- PROMPT
For the string "content", search the entries below and copy every line where it appears.

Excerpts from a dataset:
######

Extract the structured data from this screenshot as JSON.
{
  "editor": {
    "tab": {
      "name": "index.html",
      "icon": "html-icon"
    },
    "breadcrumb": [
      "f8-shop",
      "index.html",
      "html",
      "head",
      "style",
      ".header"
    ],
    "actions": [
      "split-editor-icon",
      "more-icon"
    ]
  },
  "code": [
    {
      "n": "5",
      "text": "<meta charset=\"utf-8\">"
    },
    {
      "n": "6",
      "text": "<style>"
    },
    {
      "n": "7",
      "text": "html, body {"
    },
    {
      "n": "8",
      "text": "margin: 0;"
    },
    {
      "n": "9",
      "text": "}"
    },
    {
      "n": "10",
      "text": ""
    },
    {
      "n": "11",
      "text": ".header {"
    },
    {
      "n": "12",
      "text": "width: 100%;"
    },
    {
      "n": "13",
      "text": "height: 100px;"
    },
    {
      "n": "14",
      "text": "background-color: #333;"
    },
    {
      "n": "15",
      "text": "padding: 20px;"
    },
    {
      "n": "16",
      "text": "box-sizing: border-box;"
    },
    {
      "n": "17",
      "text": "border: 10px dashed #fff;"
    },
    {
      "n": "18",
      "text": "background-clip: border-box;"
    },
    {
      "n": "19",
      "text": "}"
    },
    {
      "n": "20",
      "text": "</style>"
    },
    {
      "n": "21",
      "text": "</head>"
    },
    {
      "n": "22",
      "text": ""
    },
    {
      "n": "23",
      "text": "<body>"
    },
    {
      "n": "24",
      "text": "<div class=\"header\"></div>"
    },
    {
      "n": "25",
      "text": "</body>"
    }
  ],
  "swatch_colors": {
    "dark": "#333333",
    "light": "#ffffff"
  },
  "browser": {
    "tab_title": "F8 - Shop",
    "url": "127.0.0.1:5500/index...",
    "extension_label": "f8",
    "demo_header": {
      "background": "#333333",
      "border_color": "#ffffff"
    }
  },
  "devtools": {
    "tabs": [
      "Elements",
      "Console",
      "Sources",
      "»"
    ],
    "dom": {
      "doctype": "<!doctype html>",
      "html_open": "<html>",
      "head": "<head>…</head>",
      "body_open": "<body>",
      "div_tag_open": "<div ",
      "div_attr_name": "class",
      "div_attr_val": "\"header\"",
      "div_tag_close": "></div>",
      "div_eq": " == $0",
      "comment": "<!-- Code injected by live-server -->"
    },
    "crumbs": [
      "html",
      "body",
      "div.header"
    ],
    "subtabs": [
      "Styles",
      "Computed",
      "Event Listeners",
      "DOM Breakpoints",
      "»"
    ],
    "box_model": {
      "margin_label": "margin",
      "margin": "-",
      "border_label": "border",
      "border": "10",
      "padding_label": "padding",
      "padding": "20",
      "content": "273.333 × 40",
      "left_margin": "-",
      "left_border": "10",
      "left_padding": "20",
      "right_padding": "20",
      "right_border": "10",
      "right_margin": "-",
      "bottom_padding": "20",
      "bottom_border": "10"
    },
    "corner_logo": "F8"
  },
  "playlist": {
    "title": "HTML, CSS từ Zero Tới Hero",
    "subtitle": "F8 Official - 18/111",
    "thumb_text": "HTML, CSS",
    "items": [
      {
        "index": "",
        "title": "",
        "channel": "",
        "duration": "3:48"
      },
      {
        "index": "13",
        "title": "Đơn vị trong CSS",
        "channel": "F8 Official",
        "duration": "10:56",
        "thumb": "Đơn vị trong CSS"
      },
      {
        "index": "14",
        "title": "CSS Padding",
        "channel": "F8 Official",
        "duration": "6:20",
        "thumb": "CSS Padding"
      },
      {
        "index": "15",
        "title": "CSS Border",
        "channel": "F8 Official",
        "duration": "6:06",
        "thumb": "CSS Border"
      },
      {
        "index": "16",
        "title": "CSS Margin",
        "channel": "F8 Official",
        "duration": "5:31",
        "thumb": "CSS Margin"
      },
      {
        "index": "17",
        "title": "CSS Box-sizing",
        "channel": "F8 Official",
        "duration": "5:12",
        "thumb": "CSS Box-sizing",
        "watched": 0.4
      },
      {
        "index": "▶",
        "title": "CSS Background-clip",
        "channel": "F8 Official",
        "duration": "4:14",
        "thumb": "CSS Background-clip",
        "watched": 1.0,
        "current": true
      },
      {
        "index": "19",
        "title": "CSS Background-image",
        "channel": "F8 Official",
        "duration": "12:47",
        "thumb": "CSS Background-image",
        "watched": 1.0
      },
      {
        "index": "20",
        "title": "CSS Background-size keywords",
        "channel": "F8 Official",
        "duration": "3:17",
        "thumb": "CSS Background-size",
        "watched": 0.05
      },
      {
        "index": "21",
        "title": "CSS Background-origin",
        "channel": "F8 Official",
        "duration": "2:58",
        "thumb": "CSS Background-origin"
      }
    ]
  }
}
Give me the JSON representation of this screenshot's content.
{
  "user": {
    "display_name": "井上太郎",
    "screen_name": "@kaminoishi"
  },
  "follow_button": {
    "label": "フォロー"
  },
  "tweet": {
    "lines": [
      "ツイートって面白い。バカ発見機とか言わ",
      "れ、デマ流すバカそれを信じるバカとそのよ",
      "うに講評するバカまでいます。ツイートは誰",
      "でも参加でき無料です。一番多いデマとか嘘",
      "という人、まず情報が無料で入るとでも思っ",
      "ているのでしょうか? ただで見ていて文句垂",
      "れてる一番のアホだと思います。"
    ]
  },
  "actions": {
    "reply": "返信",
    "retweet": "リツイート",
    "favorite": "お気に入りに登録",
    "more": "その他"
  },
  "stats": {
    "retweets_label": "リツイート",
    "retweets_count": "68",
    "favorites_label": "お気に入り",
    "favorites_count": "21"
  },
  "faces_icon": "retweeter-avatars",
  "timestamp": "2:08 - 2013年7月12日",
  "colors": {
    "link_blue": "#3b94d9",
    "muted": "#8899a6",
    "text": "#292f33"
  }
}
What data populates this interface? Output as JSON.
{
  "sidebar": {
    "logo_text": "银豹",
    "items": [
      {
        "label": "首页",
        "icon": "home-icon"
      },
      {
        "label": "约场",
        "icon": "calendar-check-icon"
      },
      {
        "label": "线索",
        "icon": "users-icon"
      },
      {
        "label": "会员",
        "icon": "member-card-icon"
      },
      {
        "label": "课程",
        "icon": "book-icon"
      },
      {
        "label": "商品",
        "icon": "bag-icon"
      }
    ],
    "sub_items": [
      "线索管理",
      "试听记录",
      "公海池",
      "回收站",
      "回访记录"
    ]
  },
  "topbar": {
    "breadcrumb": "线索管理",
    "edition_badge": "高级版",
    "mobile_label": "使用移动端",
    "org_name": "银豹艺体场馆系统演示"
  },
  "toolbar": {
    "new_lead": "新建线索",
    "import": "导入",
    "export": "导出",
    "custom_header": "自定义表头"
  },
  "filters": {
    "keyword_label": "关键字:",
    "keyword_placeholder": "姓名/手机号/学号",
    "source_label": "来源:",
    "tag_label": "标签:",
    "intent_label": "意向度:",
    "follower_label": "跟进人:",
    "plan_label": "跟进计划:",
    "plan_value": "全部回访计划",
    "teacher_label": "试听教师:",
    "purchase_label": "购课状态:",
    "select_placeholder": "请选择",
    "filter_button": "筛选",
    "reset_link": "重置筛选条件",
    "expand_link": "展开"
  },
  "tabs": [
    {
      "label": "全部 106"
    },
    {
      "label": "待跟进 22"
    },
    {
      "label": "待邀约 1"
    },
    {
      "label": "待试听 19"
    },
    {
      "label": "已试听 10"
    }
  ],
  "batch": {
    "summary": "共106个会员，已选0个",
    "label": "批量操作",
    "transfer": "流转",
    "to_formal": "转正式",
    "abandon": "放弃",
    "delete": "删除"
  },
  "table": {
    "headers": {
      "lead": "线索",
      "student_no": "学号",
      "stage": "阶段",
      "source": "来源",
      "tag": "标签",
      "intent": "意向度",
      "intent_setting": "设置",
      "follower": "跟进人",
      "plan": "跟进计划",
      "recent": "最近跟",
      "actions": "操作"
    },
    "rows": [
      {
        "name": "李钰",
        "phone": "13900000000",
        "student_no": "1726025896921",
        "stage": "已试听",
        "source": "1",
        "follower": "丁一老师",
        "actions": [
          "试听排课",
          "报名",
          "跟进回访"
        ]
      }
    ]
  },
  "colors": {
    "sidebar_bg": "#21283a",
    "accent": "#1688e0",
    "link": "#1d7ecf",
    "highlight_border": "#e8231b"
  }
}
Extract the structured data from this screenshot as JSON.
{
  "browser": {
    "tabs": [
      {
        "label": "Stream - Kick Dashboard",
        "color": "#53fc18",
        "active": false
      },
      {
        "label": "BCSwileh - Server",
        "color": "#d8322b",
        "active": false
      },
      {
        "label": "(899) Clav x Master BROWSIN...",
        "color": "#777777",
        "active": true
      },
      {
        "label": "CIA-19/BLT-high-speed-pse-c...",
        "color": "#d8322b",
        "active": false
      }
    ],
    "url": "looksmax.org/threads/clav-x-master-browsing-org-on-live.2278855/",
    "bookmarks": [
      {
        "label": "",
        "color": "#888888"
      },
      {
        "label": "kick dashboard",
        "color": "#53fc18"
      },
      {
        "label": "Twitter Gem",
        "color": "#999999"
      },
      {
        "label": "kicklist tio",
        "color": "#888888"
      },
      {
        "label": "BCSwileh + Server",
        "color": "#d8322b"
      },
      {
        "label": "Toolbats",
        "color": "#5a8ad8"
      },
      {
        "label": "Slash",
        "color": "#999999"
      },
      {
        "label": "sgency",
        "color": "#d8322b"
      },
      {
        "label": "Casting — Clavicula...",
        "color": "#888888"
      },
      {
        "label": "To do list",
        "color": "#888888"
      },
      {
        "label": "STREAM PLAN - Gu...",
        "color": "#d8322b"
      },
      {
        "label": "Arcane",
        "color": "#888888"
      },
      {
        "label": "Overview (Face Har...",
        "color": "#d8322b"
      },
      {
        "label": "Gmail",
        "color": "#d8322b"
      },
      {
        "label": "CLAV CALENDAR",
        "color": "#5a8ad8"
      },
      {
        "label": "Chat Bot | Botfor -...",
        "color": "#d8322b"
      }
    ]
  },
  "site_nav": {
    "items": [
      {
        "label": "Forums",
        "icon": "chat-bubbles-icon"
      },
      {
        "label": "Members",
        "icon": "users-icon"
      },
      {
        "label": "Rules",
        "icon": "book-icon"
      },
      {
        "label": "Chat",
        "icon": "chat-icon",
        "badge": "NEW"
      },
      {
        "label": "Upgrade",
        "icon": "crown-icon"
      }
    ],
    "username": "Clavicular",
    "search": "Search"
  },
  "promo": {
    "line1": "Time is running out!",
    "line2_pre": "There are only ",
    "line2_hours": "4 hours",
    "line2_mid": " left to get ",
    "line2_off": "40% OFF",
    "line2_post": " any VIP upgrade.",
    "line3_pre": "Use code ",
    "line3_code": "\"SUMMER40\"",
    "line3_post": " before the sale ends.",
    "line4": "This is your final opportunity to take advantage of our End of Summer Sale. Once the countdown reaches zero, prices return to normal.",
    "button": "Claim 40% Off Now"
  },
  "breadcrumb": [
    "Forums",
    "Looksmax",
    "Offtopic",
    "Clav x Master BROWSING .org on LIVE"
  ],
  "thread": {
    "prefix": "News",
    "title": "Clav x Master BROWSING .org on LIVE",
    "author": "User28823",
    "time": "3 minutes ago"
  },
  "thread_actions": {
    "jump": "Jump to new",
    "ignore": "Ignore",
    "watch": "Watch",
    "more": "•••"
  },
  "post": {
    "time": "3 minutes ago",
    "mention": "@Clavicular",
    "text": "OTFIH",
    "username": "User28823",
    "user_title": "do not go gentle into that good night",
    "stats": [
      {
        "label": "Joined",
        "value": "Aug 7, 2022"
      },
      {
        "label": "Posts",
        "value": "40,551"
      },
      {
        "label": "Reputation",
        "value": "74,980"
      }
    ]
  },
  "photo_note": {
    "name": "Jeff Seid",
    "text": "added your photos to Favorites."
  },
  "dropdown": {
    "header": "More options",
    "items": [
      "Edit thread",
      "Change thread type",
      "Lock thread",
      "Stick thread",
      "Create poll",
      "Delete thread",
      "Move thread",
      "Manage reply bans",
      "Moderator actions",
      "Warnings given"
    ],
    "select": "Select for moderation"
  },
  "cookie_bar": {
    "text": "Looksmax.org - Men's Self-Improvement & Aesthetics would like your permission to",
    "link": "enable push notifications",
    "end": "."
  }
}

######

- WRITTEN SOLUTION
      "content": "273.333 × 40",
Give me the JSON representation of this screenshot's content.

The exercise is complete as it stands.